Data listing:
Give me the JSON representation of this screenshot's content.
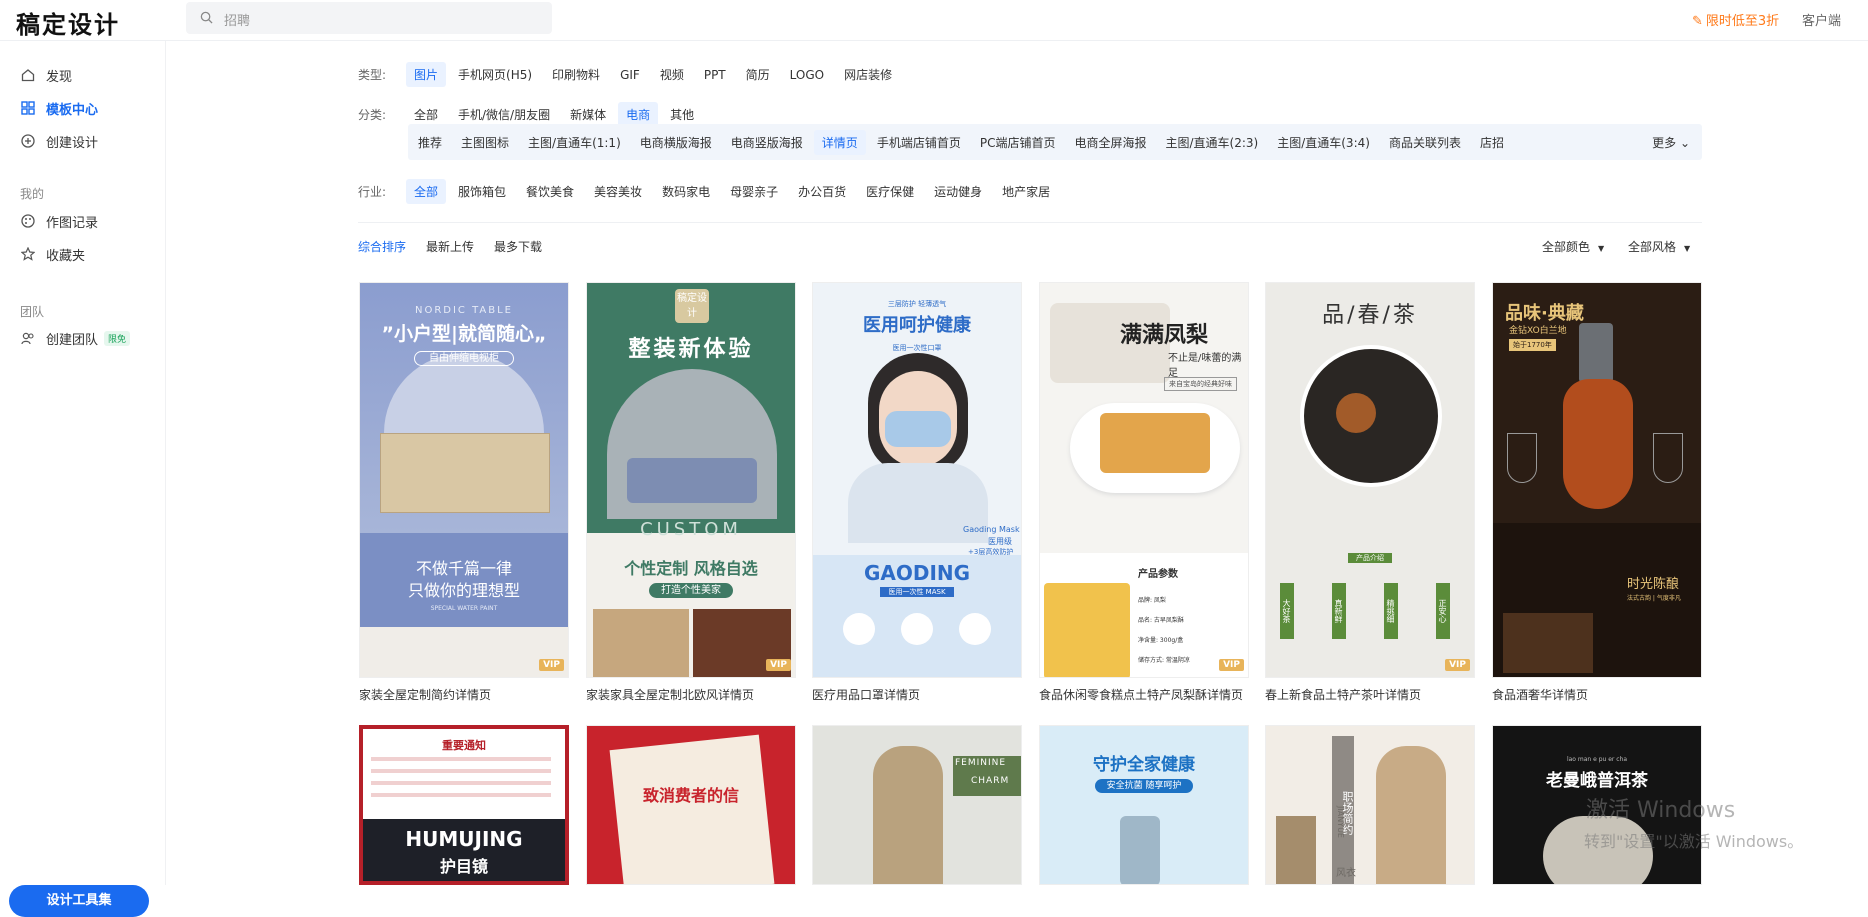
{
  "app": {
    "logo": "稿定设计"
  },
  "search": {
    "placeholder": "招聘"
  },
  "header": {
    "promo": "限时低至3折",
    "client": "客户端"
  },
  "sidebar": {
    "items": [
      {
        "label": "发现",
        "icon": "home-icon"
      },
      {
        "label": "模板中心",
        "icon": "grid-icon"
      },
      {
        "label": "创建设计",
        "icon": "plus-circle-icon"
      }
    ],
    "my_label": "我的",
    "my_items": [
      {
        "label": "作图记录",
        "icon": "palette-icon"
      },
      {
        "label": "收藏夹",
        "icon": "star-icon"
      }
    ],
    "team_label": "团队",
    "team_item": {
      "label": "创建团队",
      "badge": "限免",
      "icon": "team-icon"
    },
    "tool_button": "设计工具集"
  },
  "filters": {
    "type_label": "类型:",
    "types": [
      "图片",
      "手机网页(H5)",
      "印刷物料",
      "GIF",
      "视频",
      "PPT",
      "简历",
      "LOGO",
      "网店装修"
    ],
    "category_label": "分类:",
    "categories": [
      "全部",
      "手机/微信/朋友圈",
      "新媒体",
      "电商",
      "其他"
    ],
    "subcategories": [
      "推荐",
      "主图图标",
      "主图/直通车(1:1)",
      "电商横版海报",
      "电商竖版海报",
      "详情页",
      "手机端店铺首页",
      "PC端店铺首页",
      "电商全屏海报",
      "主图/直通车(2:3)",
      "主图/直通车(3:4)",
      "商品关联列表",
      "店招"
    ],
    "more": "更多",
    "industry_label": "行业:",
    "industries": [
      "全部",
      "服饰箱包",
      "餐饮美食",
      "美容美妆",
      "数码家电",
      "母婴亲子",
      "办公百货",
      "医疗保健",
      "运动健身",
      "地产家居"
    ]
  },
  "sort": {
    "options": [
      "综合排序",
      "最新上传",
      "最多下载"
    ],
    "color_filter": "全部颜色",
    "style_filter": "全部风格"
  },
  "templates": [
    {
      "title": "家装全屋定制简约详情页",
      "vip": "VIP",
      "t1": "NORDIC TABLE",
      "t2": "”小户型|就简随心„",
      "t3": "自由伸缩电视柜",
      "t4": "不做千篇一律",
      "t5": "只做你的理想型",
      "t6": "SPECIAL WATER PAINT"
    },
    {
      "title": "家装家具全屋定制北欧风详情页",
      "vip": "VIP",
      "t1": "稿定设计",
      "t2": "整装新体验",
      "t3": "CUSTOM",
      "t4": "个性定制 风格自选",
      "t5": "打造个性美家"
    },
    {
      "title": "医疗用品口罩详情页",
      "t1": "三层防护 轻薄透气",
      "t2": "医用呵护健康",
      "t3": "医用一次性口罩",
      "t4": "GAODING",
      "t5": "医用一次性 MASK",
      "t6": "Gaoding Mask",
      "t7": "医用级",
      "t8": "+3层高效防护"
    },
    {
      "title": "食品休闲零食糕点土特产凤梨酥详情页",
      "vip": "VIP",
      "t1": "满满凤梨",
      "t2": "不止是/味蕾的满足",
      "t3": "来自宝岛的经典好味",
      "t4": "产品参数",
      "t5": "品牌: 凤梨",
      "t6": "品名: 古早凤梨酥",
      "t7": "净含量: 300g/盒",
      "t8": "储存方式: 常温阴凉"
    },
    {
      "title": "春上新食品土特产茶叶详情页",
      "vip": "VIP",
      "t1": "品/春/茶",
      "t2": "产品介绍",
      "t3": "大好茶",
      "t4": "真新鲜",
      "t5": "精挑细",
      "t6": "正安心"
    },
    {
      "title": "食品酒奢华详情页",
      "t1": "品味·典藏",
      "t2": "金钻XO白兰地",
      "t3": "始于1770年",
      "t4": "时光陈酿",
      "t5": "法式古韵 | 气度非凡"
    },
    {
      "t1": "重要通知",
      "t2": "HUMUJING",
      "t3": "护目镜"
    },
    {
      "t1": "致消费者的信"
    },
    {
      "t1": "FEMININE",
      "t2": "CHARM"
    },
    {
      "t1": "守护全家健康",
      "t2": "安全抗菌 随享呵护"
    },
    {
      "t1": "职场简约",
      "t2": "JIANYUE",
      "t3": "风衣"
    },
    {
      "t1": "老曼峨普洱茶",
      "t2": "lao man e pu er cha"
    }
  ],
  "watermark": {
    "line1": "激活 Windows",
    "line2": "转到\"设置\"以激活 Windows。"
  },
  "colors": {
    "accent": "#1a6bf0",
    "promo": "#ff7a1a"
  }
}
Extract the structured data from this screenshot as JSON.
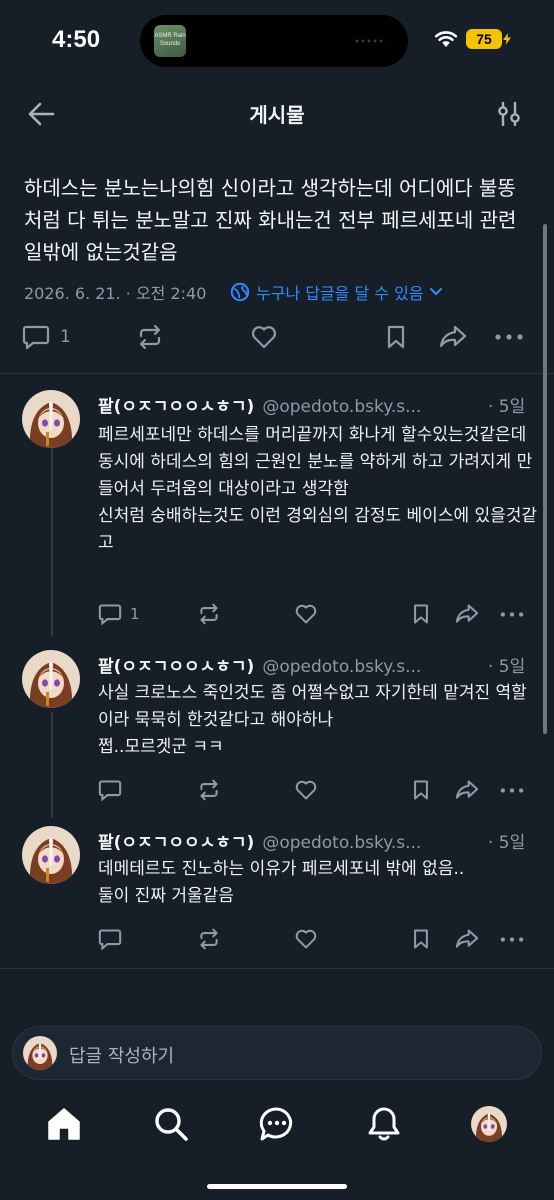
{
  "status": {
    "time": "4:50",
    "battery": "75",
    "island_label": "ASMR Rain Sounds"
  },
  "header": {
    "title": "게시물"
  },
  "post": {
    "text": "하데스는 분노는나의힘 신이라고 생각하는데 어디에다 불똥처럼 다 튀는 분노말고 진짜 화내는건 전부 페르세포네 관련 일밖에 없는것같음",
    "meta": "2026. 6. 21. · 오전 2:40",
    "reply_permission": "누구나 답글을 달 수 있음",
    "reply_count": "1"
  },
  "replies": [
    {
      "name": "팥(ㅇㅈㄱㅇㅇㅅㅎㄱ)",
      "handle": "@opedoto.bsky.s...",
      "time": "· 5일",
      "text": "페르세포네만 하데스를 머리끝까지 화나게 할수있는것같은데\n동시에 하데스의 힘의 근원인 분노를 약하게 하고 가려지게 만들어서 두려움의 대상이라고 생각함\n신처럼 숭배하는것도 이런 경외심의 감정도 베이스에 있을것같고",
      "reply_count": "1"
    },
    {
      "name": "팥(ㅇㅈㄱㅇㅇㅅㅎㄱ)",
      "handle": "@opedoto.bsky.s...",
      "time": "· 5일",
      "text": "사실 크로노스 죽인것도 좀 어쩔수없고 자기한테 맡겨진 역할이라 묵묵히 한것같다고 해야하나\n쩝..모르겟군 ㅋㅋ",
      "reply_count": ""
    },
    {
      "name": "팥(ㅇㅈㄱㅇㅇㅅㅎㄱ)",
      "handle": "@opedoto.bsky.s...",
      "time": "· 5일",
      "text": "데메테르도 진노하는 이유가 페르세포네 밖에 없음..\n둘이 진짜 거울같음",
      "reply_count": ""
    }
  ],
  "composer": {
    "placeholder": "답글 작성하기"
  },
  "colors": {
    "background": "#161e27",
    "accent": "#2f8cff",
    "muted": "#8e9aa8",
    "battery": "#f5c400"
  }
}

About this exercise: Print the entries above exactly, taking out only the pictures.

Written response:
Give me the JSON representation of this screenshot's content.
{
  "app": {
    "logo": "稿定设计"
  },
  "search": {
    "placeholder": "招聘"
  },
  "header": {
    "promo": "限时低至3折",
    "client": "客户端"
  },
  "sidebar": {
    "items": [
      {
        "label": "发现",
        "icon": "home-icon"
      },
      {
        "label": "模板中心",
        "icon": "grid-icon"
      },
      {
        "label": "创建设计",
        "icon": "plus-circle-icon"
      }
    ],
    "my_label": "我的",
    "my_items": [
      {
        "label": "作图记录",
        "icon": "palette-icon"
      },
      {
        "label": "收藏夹",
        "icon": "star-icon"
      }
    ],
    "team_label": "团队",
    "team_item": {
      "label": "创建团队",
      "badge": "限免",
      "icon": "team-icon"
    },
    "tool_button": "设计工具集"
  },
  "filters": {
    "type_label": "类型:",
    "types": [
      "图片",
      "手机网页(H5)",
      "印刷物料",
      "GIF",
      "视频",
      "PPT",
      "简历",
      "LOGO",
      "网店装修"
    ],
    "category_label": "分类:",
    "categories": [
      "全部",
      "手机/微信/朋友圈",
      "新媒体",
      "电商",
      "其他"
    ],
    "subcategories": [
      "推荐",
      "主图图标",
      "主图/直通车(1:1)",
      "电商横版海报",
      "电商竖版海报",
      "详情页",
      "手机端店铺首页",
      "PC端店铺首页",
      "电商全屏海报",
      "主图/直通车(2:3)",
      "主图/直通车(3:4)",
      "商品关联列表",
      "店招"
    ],
    "more": "更多",
    "industry_label": "行业:",
    "industries": [
      "全部",
      "服饰箱包",
      "餐饮美食",
      "美容美妆",
      "数码家电",
      "母婴亲子",
      "办公百货",
      "医疗保健",
      "运动健身",
      "地产家居"
    ]
  },
  "sort": {
    "options": [
      "综合排序",
      "最新上传",
      "最多下载"
    ],
    "color_filter": "全部颜色",
    "style_filter": "全部风格"
  },
  "templates": [
    {
      "title": "家装全屋定制简约详情页",
      "vip": "VIP",
      "t1": "NORDIC TABLE",
      "t2": "”小户型|就简随心„",
      "t3": "自由伸缩电视柜",
      "t4": "不做千篇一律",
      "t5": "只做你的理想型",
      "t6": "SPECIAL WATER PAINT"
    },
    {
      "title": "家装家具全屋定制北欧风详情页",
      "vip": "VIP",
      "t1": "稿定设计",
      "t2": "整装新体验",
      "t3": "CUSTOM",
      "t4": "个性定制 风格自选",
      "t5": "打造个性美家"
    },
    {
      "title": "医疗用品口罩详情页",
      "t1": "三层防护 轻薄透气",
      "t2": "医用呵护健康",
      "t3": "医用一次性口罩",
      "t4": "GAODING",
      "t5": "医用一次性 MASK",
      "t6": "Gaoding Mask",
      "t7": "医用级",
      "t8": "+3层高效防护"
    },
    {
      "title": "食品休闲零食糕点土特产凤梨酥详情页",
      "vip": "VIP",
      "t1": "满满凤梨",
      "t2": "不止是/味蕾的满足",
      "t3": "来自宝岛的经典好味",
      "t4": "产品参数",
      "t5": "品牌: 凤梨",
      "t6": "品名: 古早凤梨酥",
      "t7": "净含量: 300g/盒",
      "t8": "储存方式: 常温阴凉"
    },
    {
      "title": "春上新食品土特产茶叶详情页",
      "vip": "VIP",
      "t1": "品/春/茶",
      "t2": "产品介绍",
      "t3": "大好茶",
      "t4": "真新鲜",
      "t5": "精挑细",
      "t6": "正安心"
    },
    {
      "title": "食品酒奢华详情页",
      "t1": "品味·典藏",
      "t2": "金钻XO白兰地",
      "t3": "始于1770年",
      "t4": "时光陈酿",
      "t5": "法式古韵 | 气度非凡"
    },
    {
      "t1": "重要通知",
      "t2": "HUMUJING",
      "t3": "护目镜"
    },
    {
      "t1": "致消费者的信"
    },
    {
      "t1": "FEMININE",
      "t2": "CHARM"
    },
    {
      "t1": "守护全家健康",
      "t2": "安全抗菌 随享呵护"
    },
    {
      "t1": "职场简约",
      "t2": "JIANYUE",
      "t3": "风衣"
    },
    {
      "t1": "老曼峨普洱茶",
      "t2": "lao man e pu er cha"
    }
  ],
  "watermark": {
    "line1": "激活 Windows",
    "line2": "转到\"设置\"以激活 Windows。"
  },
  "colors": {
    "accent": "#1a6bf0",
    "promo": "#ff7a1a"
  }
}
Extract the structured data from this screenshot as JSON.
{
  "status": {
    "time": "4:50",
    "battery": "75",
    "island_label": "ASMR Rain Sounds"
  },
  "header": {
    "title": "게시물"
  },
  "post": {
    "text": "하데스는 분노는나의힘 신이라고 생각하는데 어디에다 불똥처럼 다 튀는 분노말고 진짜 화내는건 전부 페르세포네 관련 일밖에 없는것같음",
    "meta": "2026. 6. 21. · 오전 2:40",
    "reply_permission": "누구나 답글을 달 수 있음",
    "reply_count": "1"
  },
  "replies": [
    {
      "name": "팥(ㅇㅈㄱㅇㅇㅅㅎㄱ)",
      "handle": "@opedoto.bsky.s...",
      "time": "· 5일",
      "text": "페르세포네만 하데스를 머리끝까지 화나게 할수있는것같은데\n동시에 하데스의 힘의 근원인 분노를 약하게 하고 가려지게 만들어서 두려움의 대상이라고 생각함\n신처럼 숭배하는것도 이런 경외심의 감정도 베이스에 있을것같고",
      "reply_count": "1"
    },
    {
      "name": "팥(ㅇㅈㄱㅇㅇㅅㅎㄱ)",
      "handle": "@opedoto.bsky.s...",
      "time": "· 5일",
      "text": "사실 크로노스 죽인것도 좀 어쩔수없고 자기한테 맡겨진 역할이라 묵묵히 한것같다고 해야하나\n쩝..모르겟군 ㅋㅋ",
      "reply_count": ""
    },
    {
      "name": "팥(ㅇㅈㄱㅇㅇㅅㅎㄱ)",
      "handle": "@opedoto.bsky.s...",
      "time": "· 5일",
      "text": "데메테르도 진노하는 이유가 페르세포네 밖에 없음..\n둘이 진짜 거울같음",
      "reply_count": ""
    }
  ],
  "composer": {
    "placeholder": "답글 작성하기"
  },
  "colors": {
    "background": "#161e27",
    "accent": "#2f8cff",
    "muted": "#8e9aa8",
    "battery": "#f5c400"
  }
}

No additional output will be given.